U.S. Company with Solar Project in Japan Facilitating the Investment and Minimizing Tax

Chris Klug, JD, LLM Founder, Klug Counsel PLLC
Tetsunori (Ted) Chiba, LLM, MST International Tax Partner,  Actus Tax Corporation

Edited By Integra International Grant Gilmour, CPA (Canada, BC) CPA (USA, Arizona)


Klug Counsel had the wonderful opportunity to collaborate with Actus Tax Corporation to provide cross-border tax representation to our now mutual client.  The Company develops solar and wind projects in Japan.  Both owners of the Company are U.S. citizens with one of the owners also being a Japanese tax resident at the time of initial representation.  The Company’s business was entering a new phase with a clean energy U.S. private equity fund investor (“PE Investor”) leading to the restructuring of the solar energy ownership structure.  Since there were Japanese tax implications, based on the location of the project, and U.S. tax implications, based on the owners U.S. citizenship, the Company needed comprehensive cross-border tax planning in order to obtain the maximum overall after-tax return.

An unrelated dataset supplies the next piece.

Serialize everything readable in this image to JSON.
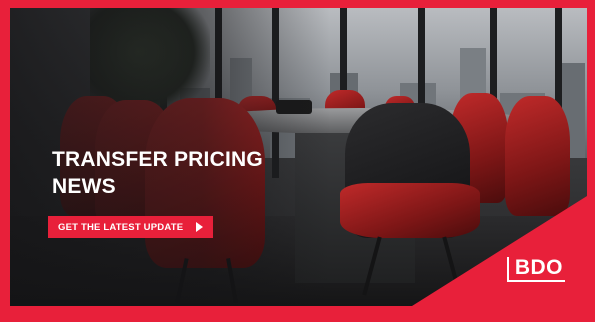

Through the structuring, the Company would sell the solar project to a new special purpose vehicle which was created as a Japanese godo kaisha (“GK”).  The GK is considered a corporation for U.S. tax purposes and direct ownership in the GK by the U.S. owners and PE Investor (collectively, “U.S. Investors”) would result in unfavorable tax treatment for Japanese and U.S. tax purposes.  The structure needed to contemplate tax efficient distributions from the GK during the ownership of the solar project and expected gains on the exit in the hundreds of million dollars.

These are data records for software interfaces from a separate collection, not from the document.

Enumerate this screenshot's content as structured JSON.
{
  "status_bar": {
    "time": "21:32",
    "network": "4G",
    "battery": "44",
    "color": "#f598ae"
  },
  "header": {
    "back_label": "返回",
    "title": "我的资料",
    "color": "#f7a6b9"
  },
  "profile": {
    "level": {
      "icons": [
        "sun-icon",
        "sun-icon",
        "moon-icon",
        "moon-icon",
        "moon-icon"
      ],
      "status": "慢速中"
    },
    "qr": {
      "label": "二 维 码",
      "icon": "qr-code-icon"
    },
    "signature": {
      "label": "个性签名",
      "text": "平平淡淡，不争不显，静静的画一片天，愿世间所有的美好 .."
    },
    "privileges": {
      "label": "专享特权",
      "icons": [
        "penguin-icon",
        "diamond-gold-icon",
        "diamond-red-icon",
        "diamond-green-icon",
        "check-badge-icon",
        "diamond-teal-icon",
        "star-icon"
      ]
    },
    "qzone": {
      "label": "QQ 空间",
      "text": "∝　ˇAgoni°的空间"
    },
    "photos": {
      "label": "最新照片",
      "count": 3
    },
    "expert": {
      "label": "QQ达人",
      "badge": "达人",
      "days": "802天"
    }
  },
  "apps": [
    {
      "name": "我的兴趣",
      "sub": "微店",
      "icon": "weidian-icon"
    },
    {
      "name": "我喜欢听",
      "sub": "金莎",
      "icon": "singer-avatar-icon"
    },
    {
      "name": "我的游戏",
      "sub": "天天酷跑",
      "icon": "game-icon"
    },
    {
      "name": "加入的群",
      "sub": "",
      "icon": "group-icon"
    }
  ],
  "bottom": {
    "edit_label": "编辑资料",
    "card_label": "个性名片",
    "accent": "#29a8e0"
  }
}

Instead of investing in the GK, the U.S. Investors would invest in a Tokumei Kumiai (“TK”) which has the contractual rights to the profits of the GK.  This structure is commonly referred to as a GK-TK structure and is common for foreign ownership of real estate in Japan.  As a starting point, Japan taxes at higher rates than the U.S. so the Japanese tax implications drove the tax efficient structure.

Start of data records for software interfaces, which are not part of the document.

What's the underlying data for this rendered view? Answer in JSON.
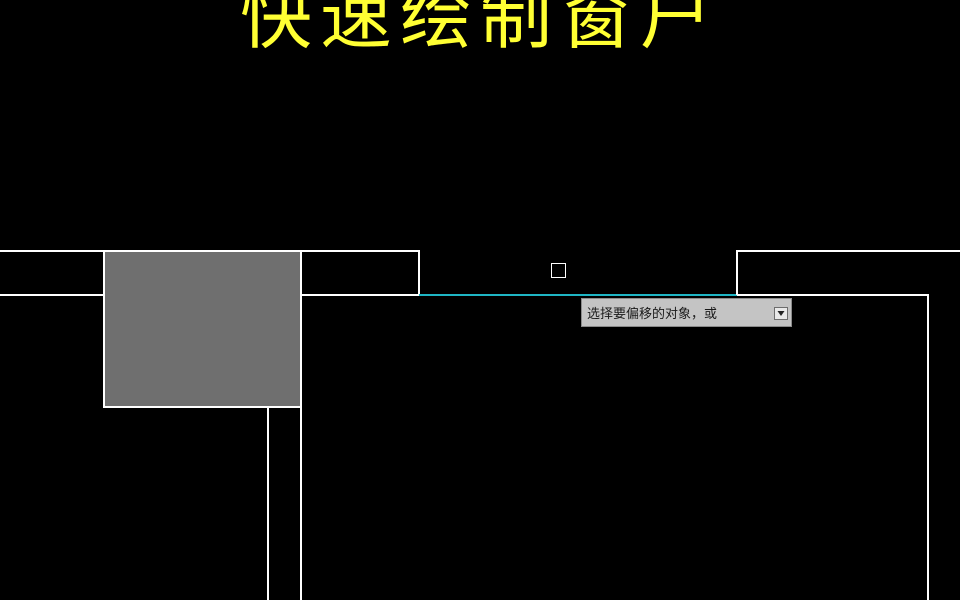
{
  "overlay": {
    "title": "快速绘制窗户",
    "title_color": "#ffff33"
  },
  "canvas": {
    "background_color": "#000000",
    "line_color": "#ffffff",
    "highlight_line_color": "#1fb5c4",
    "column_fill_color": "#6f6f6f"
  },
  "cursor": {
    "icon": "pickbox-icon"
  },
  "command_tooltip": {
    "prompt_text": "选择要偏移的对象，或",
    "icon": "down-arrow-icon"
  }
}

Since the U.S. Investors’ TK interest is not an equity interest in the GK, the TK investment does not create a permanent establishment in Japan, unless the U.S. Investors are involved in the management of the GK.  This allows the U.S. Investors to be taxed at about 20.42 percent in Japan on their TK investment instead of progressive rates (max. 55.945 percent for an individual investor and max. 34.59% for a corporate investor) which would be the case if there was a direct equity interest in the GK.  In the U.S., the payments received on the TK interest would be taxed at 21 percent for corporate investors and up to 37 percent for individual investors.  This planning reduced the total Japan and U.S. tax rate on distributions from 55.945 percent to 37 percent.

There were several other areas that we had to collaborate with each other to navigate the tax laws of Japan and the U.S. to obtain the best tax result for our client.  Through collaborating with Integra member firms, we can safely state that we saved the client millions in taxes.